- DIRECTIONS
With nothing left out, repeat every entry exactly.

:: PROVIDED DATA ::

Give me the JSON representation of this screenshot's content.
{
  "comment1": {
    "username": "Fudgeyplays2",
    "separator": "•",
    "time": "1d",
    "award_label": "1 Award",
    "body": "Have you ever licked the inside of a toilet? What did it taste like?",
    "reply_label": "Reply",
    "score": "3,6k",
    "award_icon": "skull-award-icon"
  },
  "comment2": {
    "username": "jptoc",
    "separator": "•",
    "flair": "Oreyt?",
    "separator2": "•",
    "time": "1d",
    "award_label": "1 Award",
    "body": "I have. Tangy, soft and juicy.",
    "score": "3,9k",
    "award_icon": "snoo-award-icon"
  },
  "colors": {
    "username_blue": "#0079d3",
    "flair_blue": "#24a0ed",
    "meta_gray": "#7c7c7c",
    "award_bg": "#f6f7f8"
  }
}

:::

- YOUR RESPONSE
Give me the JSON representation of this screenshot's content.
{
  "comment1": {
    "username": "Fudgeyplays2",
    "separator": "•",
    "time": "1d",
    "award_label": "1 Award",
    "body": "Have you ever licked the inside of a toilet? What did it taste like?",
    "reply_label": "Reply",
    "score": "3,6k",
    "award_icon": "skull-award-icon"
  },
  "comment2": {
    "username": "jptoc",
    "separator": "•",
    "flair": "Oreyt?",
    "separator2": "•",
    "time": "1d",
    "award_label": "1 Award",
    "body": "I have. Tangy, soft and juicy.",
    "score": "3,9k",
    "award_icon": "snoo-award-icon"
  },
  "colors": {
    "username_blue": "#0079d3",
    "flair_blue": "#24a0ed",
    "meta_gray": "#7c7c7c",
    "award_bg": "#f6f7f8"
  }
}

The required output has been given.